Meanwhile, chaos brews on the Island and the righteous Parfeny and Ksenia are in exile. What then? If Socrates is right and the city is like the soul, how does the trajectory of the history of the Island intersect with the miraculous lives of its righteous rulers? Why have they lived so long, and does it have anything to do with the lost prophecy of Agafon the Forward-Looking, whose prognostication about the fate of the Island was famously removed for safe-keeping by Prokopy the Nasal, who unfortunately died without revealing its whereabouts? The text of History conceals as much as it reveals, demonstrating that even if we accept that history is moral and meaningful, it also remains mysterious.

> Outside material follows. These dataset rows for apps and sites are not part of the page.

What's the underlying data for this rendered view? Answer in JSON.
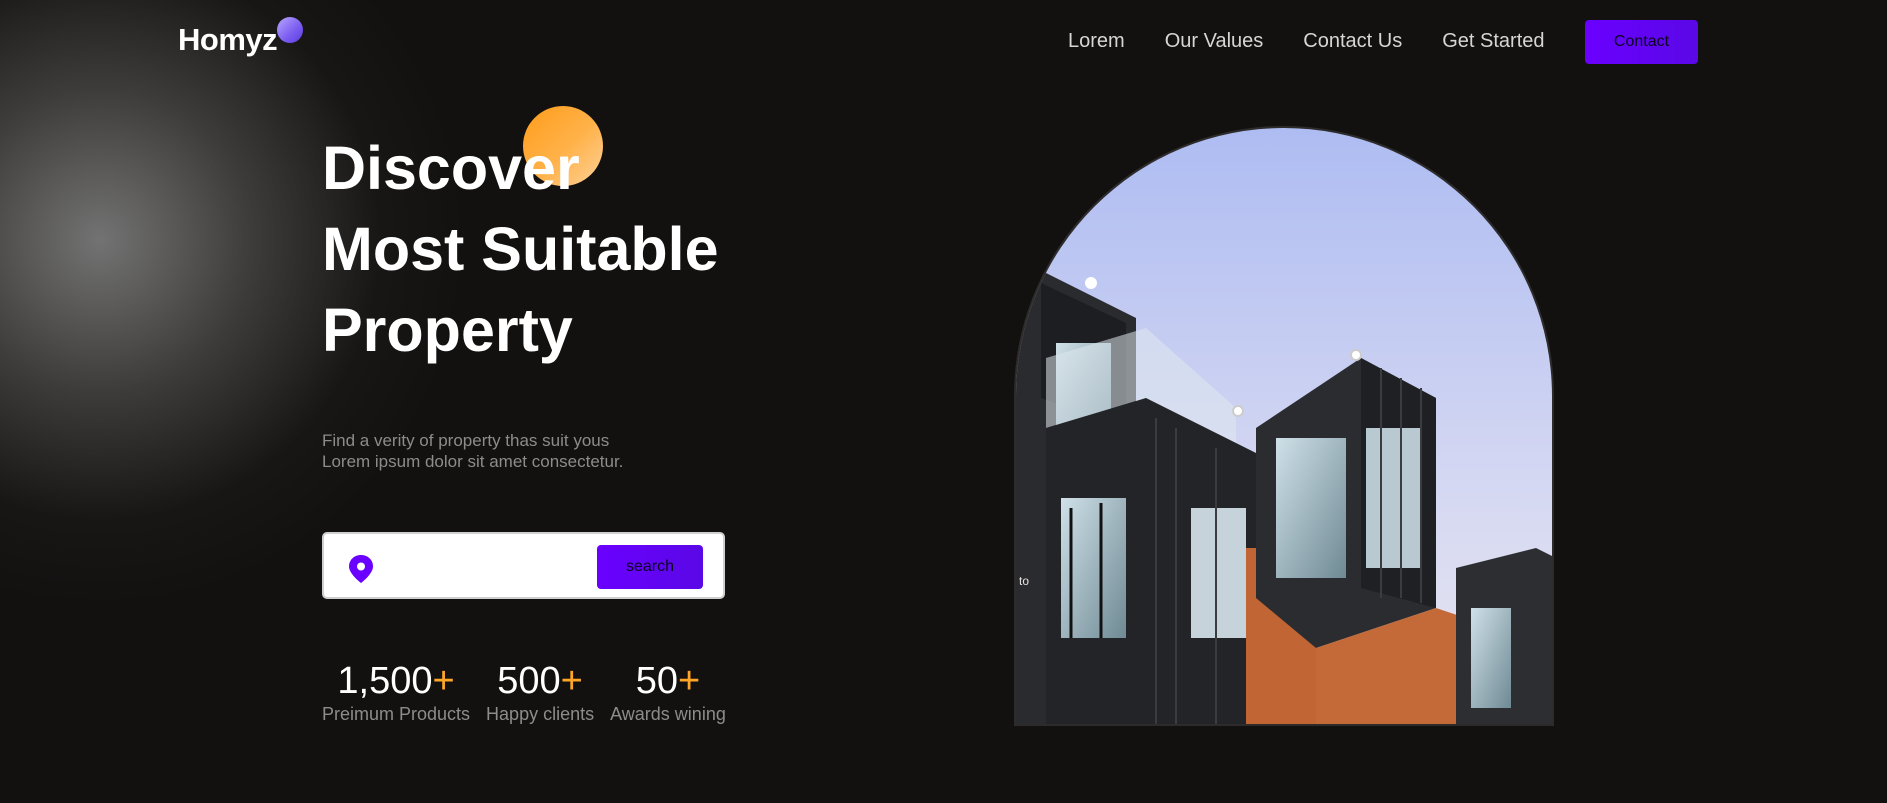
{
  "header": {
    "logo": "Homyz",
    "nav": [
      "Lorem",
      "Our Values",
      "Contact Us",
      "Get Started"
    ],
    "contact_label": "Contact"
  },
  "hero": {
    "title_lines": [
      "Discover",
      "Most Suitable",
      "Property"
    ],
    "subtitle_lines": [
      "Find a verity of property thas suit yous",
      "Lorem ipsum dolor sit amet consectetur."
    ],
    "search": {
      "icon": "location-pin-icon",
      "placeholder": "",
      "button_label": "search"
    },
    "stats": [
      {
        "number": "1,500",
        "suffix": "+",
        "label": "Preimum Products"
      },
      {
        "number": "500",
        "suffix": "+",
        "label": "Happy clients"
      },
      {
        "number": "50",
        "suffix": "+",
        "label": "Awards wining"
      }
    ],
    "image_alt_fragment": "to"
  },
  "colors": {
    "background": "#131110",
    "accent_purple": "#6a00ff",
    "accent_orange": "#ffa629",
    "text_muted": "#8e8b89"
  }
}
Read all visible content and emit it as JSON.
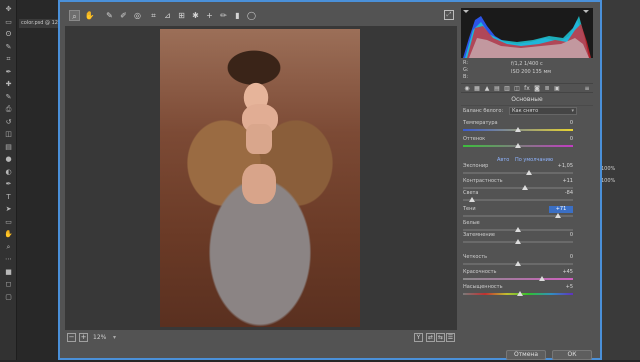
{
  "photoshop": {
    "doc_tab": "color.psd @ 12",
    "tools": [
      "move-icon",
      "marquee-icon",
      "lasso-icon",
      "quick-select-icon",
      "crop-icon",
      "eyedropper-icon",
      "healing-icon",
      "brush-icon",
      "stamp-icon",
      "history-icon",
      "eraser-icon",
      "gradient-icon",
      "blur-icon",
      "dodge-icon",
      "pen-icon",
      "type-icon",
      "path-select-icon",
      "shape-icon",
      "hand-icon",
      "zoom-icon",
      "more-icon",
      "colors-icon",
      "mask-icon",
      "screen-mode-icon"
    ],
    "right_panel": {
      "pct1": "100%",
      "pct2": "100%"
    }
  },
  "acr": {
    "zoom": {
      "minus": "−",
      "level": "12%",
      "caret": "▾",
      "plus": "+"
    },
    "footer": {
      "cancel": "Отмена",
      "ok": "ОК"
    },
    "meta": {
      "r": "R:",
      "g": "G:",
      "b": "B:",
      "aperture_shutter": "f/1,2   1/400 с",
      "iso_focal": "ISO 200   135 мм"
    },
    "panel_title": "Основные",
    "white_balance": {
      "label": "Баланс белого:",
      "value": "Как снято"
    },
    "links": {
      "auto": "Авто",
      "default": "По умолчанию"
    },
    "sliders": [
      {
        "label": "Температура",
        "value": "0",
        "frac": 0.5,
        "track": "temp"
      },
      {
        "label": "Оттенок",
        "value": "0",
        "frac": 0.5,
        "track": "tint"
      },
      {
        "label": "Экспонир",
        "value": "+1,05",
        "frac": 0.6,
        "track": "plain"
      },
      {
        "label": "Контрастность",
        "value": "+11",
        "frac": 0.56,
        "track": "plain"
      },
      {
        "label": "Света",
        "value": "-84",
        "frac": 0.08,
        "track": "plain"
      },
      {
        "label": "Тени",
        "value": "+71",
        "frac": 0.86,
        "track": "plain",
        "highlight": true
      },
      {
        "label": "Белые",
        "value": "",
        "frac": 0.5,
        "track": "plain"
      },
      {
        "label": "Затемнение",
        "value": "0",
        "frac": 0.5,
        "track": "plain"
      },
      {
        "label": "Четкость",
        "value": "0",
        "frac": 0.5,
        "track": "plain"
      },
      {
        "label": "Красочность",
        "value": "+45",
        "frac": 0.72,
        "track": "vib"
      },
      {
        "label": "Насыщенность",
        "value": "+5",
        "frac": 0.52,
        "track": "sat"
      }
    ]
  }
}
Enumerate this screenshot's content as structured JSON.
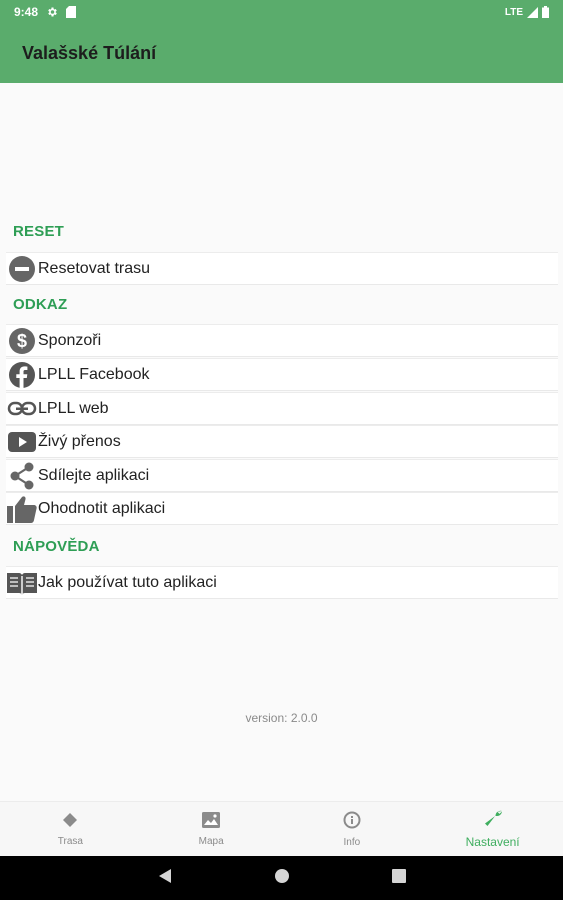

In the end, the miraculous Parfeny and Ksenia discover that a miracle is never itself the answer, but is instead an invitation to the true healing of the city and the soul, which is, of course, courageous and sacrificial love. At some point, historical complexities, prophetic declarations, ethical dilemmas, cultural heritage, and human frailties, however meaningful, cease to matter in the face of immense suffering when what is needed is not final answers, but intervening grace. And perhaps the history of the Island and the lives of its rulers were always destined to merge in a great crisis that is also a great reckoning. In this overlapping chronicle of society and selfhood, all of the sins, sicknesses, and sufferings of a troubled history eventually encounter the deepest mystery of all–the human capacity to love.